New York

View of “Rico Gatson and Baseera Khan,” 2019. From left: Rico Gatson, Panel Painting #41, 2019; Baseera Khan, My Family Seated, 2019; Rico Gatson, Panel Painting #42, 2019.

View of “Rico Gatson and Baseera Khan,” 2019. From left: Rico Gatson, Panel Painting #41, 2019; Baseera Khan, My Family Seated, 2019; Rico Gatson, Panel Painting #42, 2019.

Rico Gatson and Baseera Khan

Jenkins Johnson Projects

Conceptualized in the aftermath of the sociopolitical upheavals of the late 1960s and released in November 1972, Free to Be . . . You and Me was an award-winning children’s record album and illustrated book that promoted a vision of self-determination minus the strictures of traditional gender norms. Organized by actress Marlo Thomas, the album featured songs and stories recorded by celebrities such as Alan Alda, Carol Channing, Roberta Flack, Michael Jackson, and Diana Ross. Drawing its title from that pioneering franchise, this two-person show, featuring Rico Gatson and Baseera Khan, subtly extended its progressive message of self-empowerment to include other social categories—namely, race and religion, which often serve as the basis for discrimination and hate in the United States—by paying homage to the many activist women of color at the front lines of the ongoing struggle for equality and justice.

Across his multifaceted practice, Gatson introduces difference into the canon of Western abstraction, aligning the refined geometries of constructivism with those of African textile designs, while infusing Bauhaus color theory with the red, black, and green of pan-Africanism. In CBP #1, 2019—the title is an acronym for Customs and Border Protection—he substitutes the familiar rainbow bars of the television test pattern with a darker, earthier spectrum. In the basement gallery, a selection from his ongoing works-on-paper series, “Icons,” 2007–, featured five African American women active in the struggle for civil rights and the Black Power movements: Kathleen Cleaver, Angela Davis, Aretha Franklin, Nikki Giovanni, and Afeni Shakur. In each work, a portrait excised from a vintage photograph is framed with radiating beams, meticulously done in color pencil, that fan out from behind the subject’s head like a halo or a force field. With the graphic clarity and power of political posters, these images triumphantly recast the activists as saints and superheroes. Such veneration was repeated in Throne III, 2016—as much a Minimalist sculpture as a regal high-backed chair, its surface emblazoned with vivid geometric ornamentation.
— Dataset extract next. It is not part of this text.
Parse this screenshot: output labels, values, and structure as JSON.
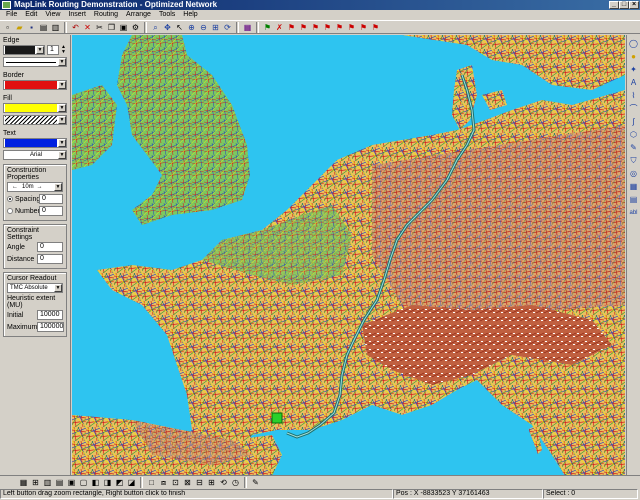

Gatson’s hard-edge geometries contrasted nicely with Khan’s “Seats,” 2019, a series of cushioned, biomorphic, wall-mounted sculptural forms that evolved out of her karaoke lounge–inspired installation at New York’s SculptureCenter in 2018. Each is upholstered with a kitschy mélange of materials: Patches of slick polyester and iridescent tacky pleather abut the soft patterned weave of prayer rugs, embellished with delicate dangly fringes and grommets, which echo the golden embroideries that have appeared in some of Khan’s other works. Together, these surfaces and textures conjure the look and feel of a middle-class, Muslim American household without directly representing it. Some of the forms were suggestively ambiguous, while others, featuring head-shaped holes, were more easily identifiable as hijabs. Khan deployed the motif of the veil more conceptually in a pair of works featuring black-and-white photographs of her relatives: My Family Seated and My Family Standing, both 2019. In each, a neat arch of punched-out circles obscures the snapshot’s legibility while revealing hints of a color photograph underneath. Though the subject of the hidden image remains uncertain, glimpses of soft, fleshy-brown tones peek through, merging the two layers and enacting a solidarity between their subjects through their shared skin color. The array of circles, a schematized interpretation of the seating chart of the House of Representatives, indicates Khan’s ostensible subjects: Alexandria Ocasio-Cortez, Ilhan Omar, and Rashida Tlaib, the dynamic and progressive congresswomen of color whose headshots, though overlaid with a band of brown pleather, appear more legibly in House 1, 2019, one of the largest “Seats.”

Khan’s indirect tribute deftly reinforced how these young women have completely shaken up the American political establishment by demanding and claiming their rightful seats at the table of power. And like their foremothers from the civil rights era, this current generation is not cowering before the threats of bullies. Unfazed by the growing racism, misogyny, and xenophobia sweeping the country, they continue to assert their inalienable right as citizens to define the contours and limits of their selves, their communities, their country, and their future, free of any and all prejudice.